*** Block opens ***

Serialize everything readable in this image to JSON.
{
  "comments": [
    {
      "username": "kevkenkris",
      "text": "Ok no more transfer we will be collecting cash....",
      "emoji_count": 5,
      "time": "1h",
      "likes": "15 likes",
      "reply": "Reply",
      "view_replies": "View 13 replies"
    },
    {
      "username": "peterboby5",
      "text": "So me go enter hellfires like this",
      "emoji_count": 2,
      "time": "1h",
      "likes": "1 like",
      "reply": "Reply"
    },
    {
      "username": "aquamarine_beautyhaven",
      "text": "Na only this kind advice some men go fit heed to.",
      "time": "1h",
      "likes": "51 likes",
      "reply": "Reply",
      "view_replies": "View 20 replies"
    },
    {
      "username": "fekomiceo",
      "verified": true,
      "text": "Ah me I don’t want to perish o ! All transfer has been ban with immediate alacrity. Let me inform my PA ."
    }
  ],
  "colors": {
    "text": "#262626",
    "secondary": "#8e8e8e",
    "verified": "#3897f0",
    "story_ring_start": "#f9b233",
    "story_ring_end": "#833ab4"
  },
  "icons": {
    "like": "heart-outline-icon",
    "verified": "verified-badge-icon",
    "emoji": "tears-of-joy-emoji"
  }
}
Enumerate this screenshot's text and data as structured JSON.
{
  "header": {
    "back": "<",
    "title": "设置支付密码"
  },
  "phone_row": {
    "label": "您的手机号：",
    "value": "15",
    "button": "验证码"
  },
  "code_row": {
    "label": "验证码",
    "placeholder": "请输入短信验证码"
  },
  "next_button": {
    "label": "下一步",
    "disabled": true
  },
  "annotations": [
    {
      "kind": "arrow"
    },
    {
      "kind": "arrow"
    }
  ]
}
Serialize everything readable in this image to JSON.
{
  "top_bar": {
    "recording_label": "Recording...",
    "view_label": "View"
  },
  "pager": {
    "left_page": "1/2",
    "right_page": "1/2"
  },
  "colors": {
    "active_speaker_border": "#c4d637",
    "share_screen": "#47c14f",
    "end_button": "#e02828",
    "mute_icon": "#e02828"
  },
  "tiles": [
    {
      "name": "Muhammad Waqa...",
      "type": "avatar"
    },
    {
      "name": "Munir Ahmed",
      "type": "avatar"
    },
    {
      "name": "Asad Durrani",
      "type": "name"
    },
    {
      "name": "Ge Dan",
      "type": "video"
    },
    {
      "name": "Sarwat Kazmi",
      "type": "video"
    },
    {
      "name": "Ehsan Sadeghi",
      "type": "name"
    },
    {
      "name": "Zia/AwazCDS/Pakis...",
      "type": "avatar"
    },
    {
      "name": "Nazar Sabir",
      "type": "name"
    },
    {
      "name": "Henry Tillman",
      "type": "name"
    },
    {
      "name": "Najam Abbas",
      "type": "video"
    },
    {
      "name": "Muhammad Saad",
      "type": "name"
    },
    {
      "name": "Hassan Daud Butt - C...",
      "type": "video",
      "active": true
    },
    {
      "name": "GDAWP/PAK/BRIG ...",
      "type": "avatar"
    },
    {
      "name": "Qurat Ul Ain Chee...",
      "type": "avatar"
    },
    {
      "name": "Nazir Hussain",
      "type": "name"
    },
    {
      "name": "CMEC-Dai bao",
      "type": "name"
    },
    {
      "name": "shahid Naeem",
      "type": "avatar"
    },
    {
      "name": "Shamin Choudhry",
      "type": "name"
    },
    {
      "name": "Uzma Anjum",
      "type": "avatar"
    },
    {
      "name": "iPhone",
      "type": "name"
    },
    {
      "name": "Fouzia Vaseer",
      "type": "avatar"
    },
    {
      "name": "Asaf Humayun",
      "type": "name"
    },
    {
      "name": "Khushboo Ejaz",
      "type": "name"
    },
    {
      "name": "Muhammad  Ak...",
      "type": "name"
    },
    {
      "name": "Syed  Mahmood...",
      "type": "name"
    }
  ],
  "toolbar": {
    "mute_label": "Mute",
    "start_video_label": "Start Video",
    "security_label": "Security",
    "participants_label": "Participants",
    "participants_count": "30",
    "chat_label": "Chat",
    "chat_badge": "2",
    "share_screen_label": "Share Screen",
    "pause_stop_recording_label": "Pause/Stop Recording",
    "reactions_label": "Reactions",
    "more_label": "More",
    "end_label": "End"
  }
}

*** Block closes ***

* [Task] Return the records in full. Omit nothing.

* [Reply]
Serialize everything readable in this image to JSON.
{
  "comments": [
    {
      "username": "kevkenkris",
      "text": "Ok no more transfer we will be collecting cash....",
      "emoji_count": 5,
      "time": "1h",
      "likes": "15 likes",
      "reply": "Reply",
      "view_replies": "View 13 replies"
    },
    {
      "username": "peterboby5",
      "text": "So me go enter hellfires like this",
      "emoji_count": 2,
      "time": "1h",
      "likes": "1 like",
      "reply": "Reply"
    },
    {
      "username": "aquamarine_beautyhaven",
      "text": "Na only this kind advice some men go fit heed to.",
      "time": "1h",
      "likes": "51 likes",
      "reply": "Reply",
      "view_replies": "View 20 replies"
    },
    {
      "username": "fekomiceo",
      "verified": true,
      "text": "Ah me I don’t want to perish o ! All transfer has been ban with immediate alacrity. Let me inform my PA ."
    }
  ],
  "colors": {
    "text": "#262626",
    "secondary": "#8e8e8e",
    "verified": "#3897f0",
    "story_ring_start": "#f9b233",
    "story_ring_end": "#833ab4"
  },
  "icons": {
    "like": "heart-outline-icon",
    "verified": "verified-badge-icon",
    "emoji": "tears-of-joy-emoji"
  }
}
Enumerate this screenshot's text and data as structured JSON.
{
  "header": {
    "back": "<",
    "title": "设置支付密码"
  },
  "phone_row": {
    "label": "您的手机号：",
    "value": "15",
    "button": "验证码"
  },
  "code_row": {
    "label": "验证码",
    "placeholder": "请输入短信验证码"
  },
  "next_button": {
    "label": "下一步",
    "disabled": true
  },
  "annotations": [
    {
      "kind": "arrow"
    },
    {
      "kind": "arrow"
    }
  ]
}
Serialize everything readable in this image to JSON.
{
  "top_bar": {
    "recording_label": "Recording...",
    "view_label": "View"
  },
  "pager": {
    "left_page": "1/2",
    "right_page": "1/2"
  },
  "colors": {
    "active_speaker_border": "#c4d637",
    "share_screen": "#47c14f",
    "end_button": "#e02828",
    "mute_icon": "#e02828"
  },
  "tiles": [
    {
      "name": "Muhammad Waqa...",
      "type": "avatar"
    },
    {
      "name": "Munir Ahmed",
      "type": "avatar"
    },
    {
      "name": "Asad Durrani",
      "type": "name"
    },
    {
      "name": "Ge Dan",
      "type": "video"
    },
    {
      "name": "Sarwat Kazmi",
      "type": "video"
    },
    {
      "name": "Ehsan Sadeghi",
      "type": "name"
    },
    {
      "name": "Zia/AwazCDS/Pakis...",
      "type": "avatar"
    },
    {
      "name": "Nazar Sabir",
      "type": "name"
    },
    {
      "name": "Henry Tillman",
      "type": "name"
    },
    {
      "name": "Najam Abbas",
      "type": "video"
    },
    {
      "name": "Muhammad Saad",
      "type": "name"
    },
    {
      "name": "Hassan Daud Butt - C...",
      "type": "video",
      "active": true
    },
    {
      "name": "GDAWP/PAK/BRIG ...",
      "type": "avatar"
    },
    {
      "name": "Qurat Ul Ain Chee...",
      "type": "avatar"
    },
    {
      "name": "Nazir Hussain",
      "type": "name"
    },
    {
      "name": "CMEC-Dai bao",
      "type": "name"
    },
    {
      "name": "shahid Naeem",
      "type": "avatar"
    },
    {
      "name": "Shamin Choudhry",
      "type": "name"
    },
    {
      "name": "Uzma Anjum",
      "type": "avatar"
    },
    {
      "name": "iPhone",
      "type": "name"
    },
    {
      "name": "Fouzia Vaseer",
      "type": "avatar"
    },
    {
      "name": "Asaf Humayun",
      "type": "name"
    },
    {
      "name": "Khushboo Ejaz",
      "type": "name"
    },
    {
      "name": "Muhammad  Ak...",
      "type": "name"
    },
    {
      "name": "Syed  Mahmood...",
      "type": "name"
    }
  ],
  "toolbar": {
    "mute_label": "Mute",
    "start_video_label": "Start Video",
    "security_label": "Security",
    "participants_label": "Participants",
    "participants_count": "30",
    "chat_label": "Chat",
    "chat_badge": "2",
    "share_screen_label": "Share Screen",
    "pause_stop_recording_label": "Pause/Stop Recording",
    "reactions_label": "Reactions",
    "more_label": "More",
    "end_label": "End"
  }
}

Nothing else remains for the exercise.